License suspended or revokedEach State within the US has different laws regarding suspending drivers licenses, but generally they cover the same basics. For example, in Alabama you may not get your driver’s license suspended for non-payment of child support, but in California you will.

The laws vary state to state, but not to a great extent. If you tally up all motor vehicle laws from all the US States, there are approximately 50 ways to get your license suspended. It’s a wonder more licenses aren’t suspended. It’s important to point out the difference between getting your license suspended and having your license revoked. With a suspension there is a start date and end date.

You are restricted to a period of time when you would be illegal to drive a motor vehicle.

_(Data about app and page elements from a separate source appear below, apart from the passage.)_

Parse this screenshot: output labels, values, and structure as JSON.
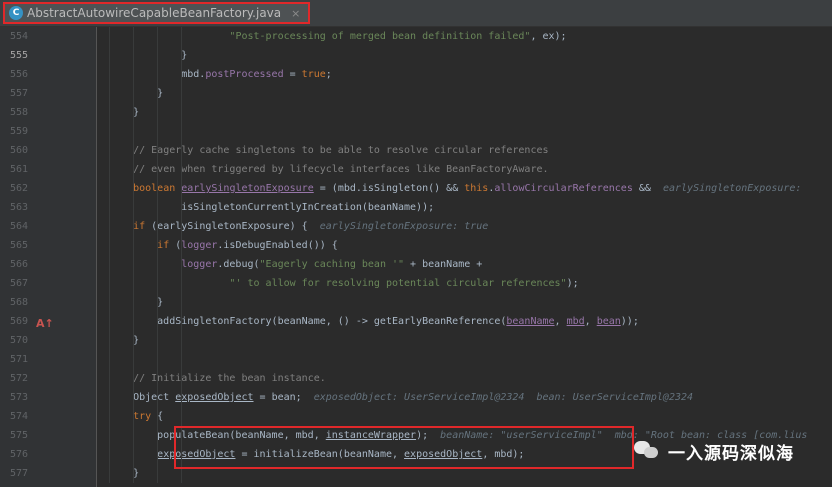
{
  "tab": {
    "icon_letter": "C",
    "filename": "AbstractAutowireCapableBeanFactory.java",
    "close_glyph": "×"
  },
  "watermark": {
    "text": "一入源码深似海"
  },
  "lines": [
    {
      "n": "554",
      "fold": false,
      "tokens": [
        [
          "                    ",
          ""
        ],
        [
          "\"Post-processing of merged bean definition failed\"",
          "str"
        ],
        [
          ", ex);",
          ""
        ]
      ]
    },
    {
      "n": "555",
      "fold": true,
      "current": true,
      "tokens": [
        [
          "            }",
          ""
        ]
      ]
    },
    {
      "n": "556",
      "fold": false,
      "tokens": [
        [
          "            mbd.",
          ""
        ],
        [
          "postProcessed",
          "fld"
        ],
        [
          " = ",
          ""
        ],
        [
          "true",
          "kw"
        ],
        [
          ";",
          ""
        ]
      ]
    },
    {
      "n": "557",
      "fold": true,
      "tokens": [
        [
          "        }",
          ""
        ]
      ]
    },
    {
      "n": "558",
      "fold": true,
      "tokens": [
        [
          "    }",
          ""
        ]
      ]
    },
    {
      "n": "559",
      "fold": false,
      "tokens": []
    },
    {
      "n": "560",
      "fold": true,
      "tokens": [
        [
          "    ",
          ""
        ],
        [
          "// Eagerly cache singletons to be able to resolve circular references",
          "cmt"
        ]
      ]
    },
    {
      "n": "561",
      "fold": true,
      "tokens": [
        [
          "    ",
          ""
        ],
        [
          "// even when triggered by lifecycle interfaces like BeanFactoryAware.",
          "cmt"
        ]
      ]
    },
    {
      "n": "562",
      "fold": false,
      "tokens": [
        [
          "    ",
          ""
        ],
        [
          "boolean",
          "kw"
        ],
        [
          " ",
          ""
        ],
        [
          "earlySingletonExposure",
          "fld ul"
        ],
        [
          " = (mbd.isSingleton() && ",
          ""
        ],
        [
          "this",
          "kw"
        ],
        [
          ".",
          ""
        ],
        [
          "allowCircularReferences",
          "fld"
        ],
        [
          " &&  ",
          ""
        ],
        [
          "earlySingletonExposure:",
          "hintfld"
        ]
      ]
    },
    {
      "n": "563",
      "fold": false,
      "tokens": [
        [
          "            isSingletonCurrentlyInCreation(beanName));",
          ""
        ]
      ]
    },
    {
      "n": "564",
      "fold": true,
      "tokens": [
        [
          "    ",
          ""
        ],
        [
          "if",
          "kw"
        ],
        [
          " (earlySingletonExposure) {  ",
          ""
        ],
        [
          "earlySingletonExposure: true",
          "hint"
        ]
      ]
    },
    {
      "n": "565",
      "fold": true,
      "tokens": [
        [
          "        ",
          ""
        ],
        [
          "if",
          "kw"
        ],
        [
          " (",
          ""
        ],
        [
          "logger",
          "fld"
        ],
        [
          ".isDebugEnabled()) {",
          ""
        ]
      ]
    },
    {
      "n": "566",
      "fold": false,
      "tokens": [
        [
          "            ",
          ""
        ],
        [
          "logger",
          "fld"
        ],
        [
          ".debug(",
          ""
        ],
        [
          "\"Eagerly caching bean '\"",
          "str"
        ],
        [
          " + beanName +",
          ""
        ]
      ]
    },
    {
      "n": "567",
      "fold": false,
      "tokens": [
        [
          "                    ",
          ""
        ],
        [
          "\"' to allow for resolving potential circular references\"",
          "str"
        ],
        [
          ");",
          ""
        ]
      ]
    },
    {
      "n": "568",
      "fold": true,
      "tokens": [
        [
          "        }",
          ""
        ]
      ]
    },
    {
      "n": "569",
      "fold": false,
      "tokens": [
        [
          "        addSingletonFactory(beanName, () -> getEarlyBeanReference(",
          ""
        ],
        [
          "beanName",
          "fld ul"
        ],
        [
          ", ",
          ""
        ],
        [
          "mbd",
          "fld ul"
        ],
        [
          ", ",
          ""
        ],
        [
          "bean",
          "fld ul"
        ],
        [
          "));",
          ""
        ]
      ]
    },
    {
      "n": "570",
      "fold": true,
      "tokens": [
        [
          "    }",
          ""
        ]
      ]
    },
    {
      "n": "571",
      "fold": false,
      "tokens": []
    },
    {
      "n": "572",
      "fold": false,
      "tokens": [
        [
          "    ",
          ""
        ],
        [
          "// Initialize the bean instance.",
          "cmt"
        ]
      ]
    },
    {
      "n": "573",
      "fold": false,
      "tokens": [
        [
          "    Object ",
          ""
        ],
        [
          "exposedObject",
          "ul"
        ],
        [
          " = bean;  ",
          ""
        ],
        [
          "exposedObject: UserServiceImpl@2324  bean: UserServiceImpl@2324",
          "hint"
        ]
      ]
    },
    {
      "n": "574",
      "fold": true,
      "tokens": [
        [
          "    ",
          ""
        ],
        [
          "try",
          "kw"
        ],
        [
          " {",
          ""
        ]
      ]
    },
    {
      "n": "575",
      "fold": true,
      "highlighted": true,
      "tokens": [
        [
          "        populateBean(beanName, mbd, ",
          ""
        ],
        [
          "instanceWrapper",
          "ul"
        ],
        [
          ");  ",
          ""
        ],
        [
          "beanName: \"userServiceImpl\"  mbd: \"Root bean: class [com.lius",
          "hint"
        ]
      ]
    },
    {
      "n": "576",
      "fold": true,
      "tokens": [
        [
          "        ",
          ""
        ],
        [
          "exposedObject",
          "ul"
        ],
        [
          " = initializeBean(beanName, ",
          ""
        ],
        [
          "exposedObject",
          "ul"
        ],
        [
          ", mbd);",
          ""
        ]
      ]
    },
    {
      "n": "577",
      "fold": true,
      "tokens": [
        [
          "    }",
          ""
        ]
      ]
    }
  ]
}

If caught driving even an ATV or snowmobile you suffer the same consequences as driving a car, truck, motorcycle or any other road worthy vehicle. Even if you’re working for something like Hamilton plumbing company, driving their company vehicles to service clients, you are still responsible for your own drivers licence. At the end of the time appointed, you likely will go before a judge and have your permit reinstated. If revoked, however, this could set your life into turmoil since your license is taken away permanently.

You can wait for a period of a year – sometimes more time is required, depending on the State, and ask for your license to be reinstated, but the chances are slim to none that you will have your driving privileges returned. You can plea before a judge for partial suspension so you can still drive to your workplace, but you could easily be denied and find yourself on public transportation.

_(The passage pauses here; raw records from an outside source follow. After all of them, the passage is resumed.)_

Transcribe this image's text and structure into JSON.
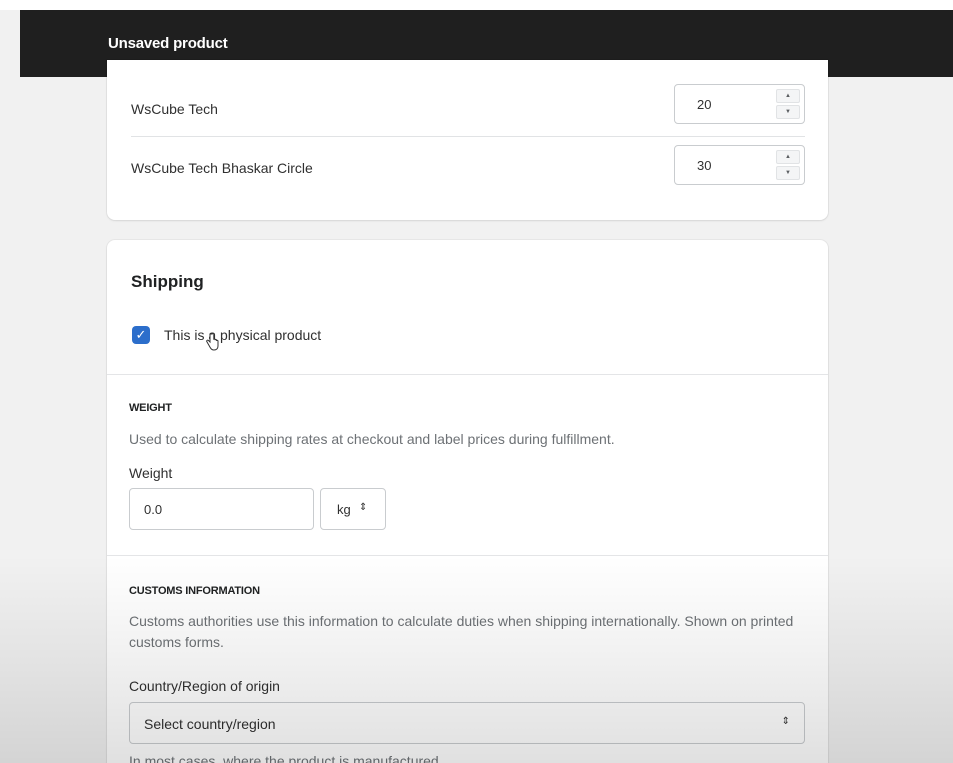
{
  "header": {
    "title": "Unsaved product"
  },
  "inventory": {
    "locations": [
      {
        "name": "WsCube Tech",
        "quantity": "20"
      },
      {
        "name": "WsCube Tech Bhaskar Circle",
        "quantity": "30"
      }
    ]
  },
  "shipping": {
    "title": "Shipping",
    "physical_product": {
      "label": "This is a physical product",
      "checked": true
    },
    "weight": {
      "heading": "WEIGHT",
      "help": "Used to calculate shipping rates at checkout and label prices during fulfillment.",
      "label": "Weight",
      "value": "0.0",
      "unit": "kg",
      "unit_arrow": "⇕"
    },
    "customs": {
      "heading": "CUSTOMS INFORMATION",
      "help": "Customs authorities use this information to calculate duties when shipping internationally. Shown on printed customs forms.",
      "country_label": "Country/Region of origin",
      "country_value": "Select country/region",
      "footnote": "In most cases, where the product is manufactured."
    }
  },
  "icons": {
    "check": "✓",
    "step_up": "▲",
    "step_down": "▼",
    "select_arrow": "⇕"
  },
  "colors": {
    "topbar": "#1f1f1f",
    "checkbox": "#2c6ecb",
    "background": "#f1f1f1"
  }
}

Suspending your license is done at the time you have garnered 12 points. The State awards so many points per moving violation. Once you’ve reached 12 points within a two year period your license is up for suspension. Driving with an alcohol level over .08, reckless driving or fleeing law enforcement, drag racing, driving 16 MPH over the speed limit all constitute high point awards. Lesser offenses that can add up are: careless driving, going 11-15 MPH over the speed limit, and sliding through a stop sign. Then there are the niglers we all incur from time to time: Driving 10 over, not using lane change signals, or neglecting to move to the far lane when seeing a vehicle pulled over the police. These can add up if you’re not mindful. If they do then it’s best you are taken off the road for your safety as well as others.

Although a bundle of smaller point tickets might not be as bad as a couple of big whoppers, it will depend on how the State views your overall driving record. You will be called in for a reassessment exam where they will take into account the seriousness of the situations that led to the points. They will consider whether or not you accumulated your points in rapid succession or over a period of the two years. They will assess your character and ability to hold a job. Essentially they will calculate your risk to society and reassess your abilities to decide whether or not to begin the drivers license restoration process.

There are people who think it’s sport to mess with the law, usually the young and reckless with Teflon egos. However, they ultimately end up paying a huge price. We all have an occasional ticket, but making a game of it certainly is not in anyone’s best interest. It’s really not difficult to drive responsibly. The high speed, stunt driving we see in the movies is exactly where it needs to stay. On-screen entertainment trumps purchasing real life bus passes any day.